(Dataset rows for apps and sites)
###

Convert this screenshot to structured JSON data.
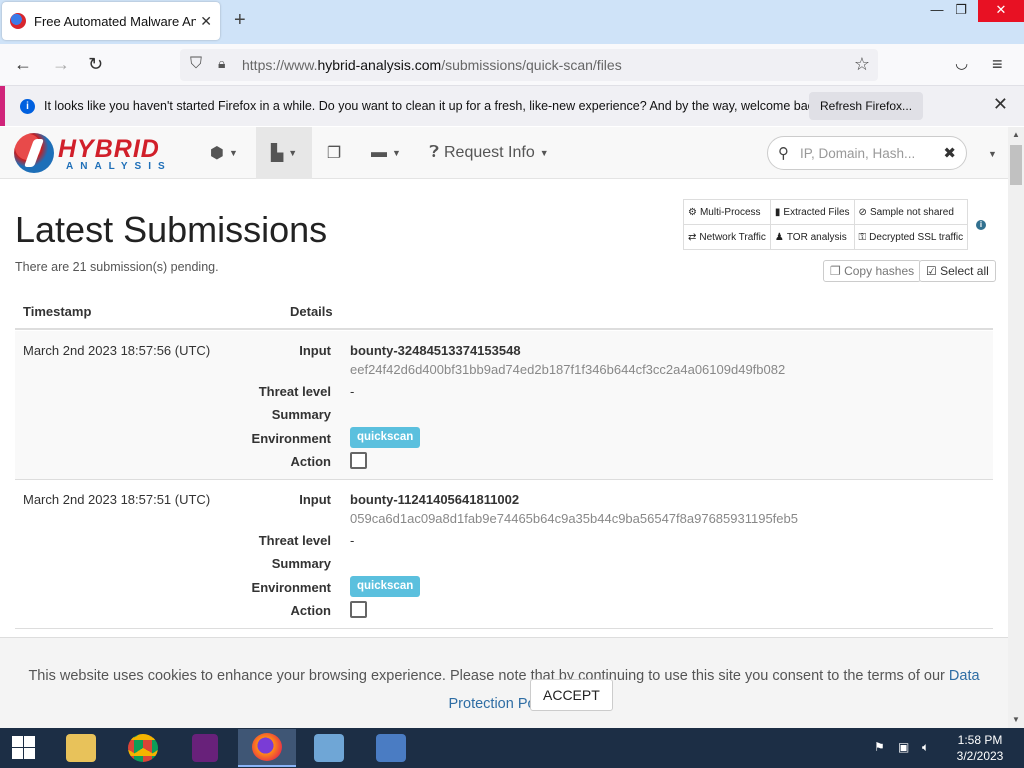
{
  "browser": {
    "tab_title": "Free Automated Malware Analy",
    "url_prefix": "https://www.",
    "url_domain": "hybrid-analysis.com",
    "url_path": "/submissions/quick-scan/files"
  },
  "notification": {
    "message": "It looks like you haven't started Firefox in a while. Do you want to clean it up for a fresh, like-new experience? And by the way, welcome back!",
    "button": "Refresh Firefox..."
  },
  "site": {
    "logo_top": "HYBRID",
    "logo_bottom": "ANALYSIS",
    "nav_request_info": "Request Info",
    "search_placeholder": "IP, Domain, Hash..."
  },
  "page": {
    "title": "Latest Submissions",
    "pending": "There are 21 submission(s) pending.",
    "copy_hashes": "Copy hashes",
    "select_all": "Select all"
  },
  "legend": {
    "multi_process": "Multi-Process",
    "extracted_files": "Extracted Files",
    "sample_not_shared": "Sample not shared",
    "network_traffic": "Network Traffic",
    "tor_analysis": "TOR analysis",
    "decrypted_ssl": "Decrypted SSL traffic"
  },
  "table": {
    "col_timestamp": "Timestamp",
    "col_details": "Details",
    "labels": {
      "input": "Input",
      "threat_level": "Threat level",
      "summary": "Summary",
      "environment": "Environment",
      "action": "Action"
    },
    "rows": [
      {
        "timestamp": "March 2nd 2023 18:57:56 (UTC)",
        "name": "bounty-32484513374153548",
        "hash": "eef24f42d6d400bf31bb9ad74ed2b187f1f346b644cf3cc2a4a06109d49fb082",
        "threat_level": "-",
        "environment": "quickscan"
      },
      {
        "timestamp": "March 2nd 2023 18:57:51 (UTC)",
        "name": "bounty-11241405641811002",
        "hash": "059ca6d1ac09a8d1fab9e74465b64c9a35b44c9ba56547f8a97685931195feb5",
        "threat_level": "-",
        "environment": "quickscan"
      }
    ]
  },
  "cookie": {
    "text": "This website uses cookies to enhance your browsing experience. Please note that by continuing to use this site you consent to the terms of our",
    "link": "Data Protection Policy.",
    "accept": "ACCEPT"
  },
  "taskbar": {
    "time": "1:58 PM",
    "date": "3/2/2023"
  },
  "colors": {
    "brand_red": "#d11f2a",
    "brand_blue": "#1e6fb8",
    "badge": "#5bc0de",
    "taskbar": "#1c2e45"
  }
}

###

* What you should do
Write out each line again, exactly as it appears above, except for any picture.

* Answer for this exercise
Convert this screenshot to structured JSON data.
{
  "browser": {
    "tab_title": "Free Automated Malware Analy",
    "url_prefix": "https://www.",
    "url_domain": "hybrid-analysis.com",
    "url_path": "/submissions/quick-scan/files"
  },
  "notification": {
    "message": "It looks like you haven't started Firefox in a while. Do you want to clean it up for a fresh, like-new experience? And by the way, welcome back!",
    "button": "Refresh Firefox..."
  },
  "site": {
    "logo_top": "HYBRID",
    "logo_bottom": "ANALYSIS",
    "nav_request_info": "Request Info",
    "search_placeholder": "IP, Domain, Hash..."
  },
  "page": {
    "title": "Latest Submissions",
    "pending": "There are 21 submission(s) pending.",
    "copy_hashes": "Copy hashes",
    "select_all": "Select all"
  },
  "legend": {
    "multi_process": "Multi-Process",
    "extracted_files": "Extracted Files",
    "sample_not_shared": "Sample not shared",
    "network_traffic": "Network Traffic",
    "tor_analysis": "TOR analysis",
    "decrypted_ssl": "Decrypted SSL traffic"
  },
  "table": {
    "col_timestamp": "Timestamp",
    "col_details": "Details",
    "labels": {
      "input": "Input",
      "threat_level": "Threat level",
      "summary": "Summary",
      "environment": "Environment",
      "action": "Action"
    },
    "rows": [
      {
        "timestamp": "March 2nd 2023 18:57:56 (UTC)",
        "name": "bounty-32484513374153548",
        "hash": "eef24f42d6d400bf31bb9ad74ed2b187f1f346b644cf3cc2a4a06109d49fb082",
        "threat_level": "-",
        "environment": "quickscan"
      },
      {
        "timestamp": "March 2nd 2023 18:57:51 (UTC)",
        "name": "bounty-11241405641811002",
        "hash": "059ca6d1ac09a8d1fab9e74465b64c9a35b44c9ba56547f8a97685931195feb5",
        "threat_level": "-",
        "environment": "quickscan"
      }
    ]
  },
  "cookie": {
    "text": "This website uses cookies to enhance your browsing experience. Please note that by continuing to use this site you consent to the terms of our",
    "link": "Data Protection Policy.",
    "accept": "ACCEPT"
  },
  "taskbar": {
    "time": "1:58 PM",
    "date": "3/2/2023"
  },
  "colors": {
    "brand_red": "#d11f2a",
    "brand_blue": "#1e6fb8",
    "badge": "#5bc0de",
    "taskbar": "#1c2e45"
  }
}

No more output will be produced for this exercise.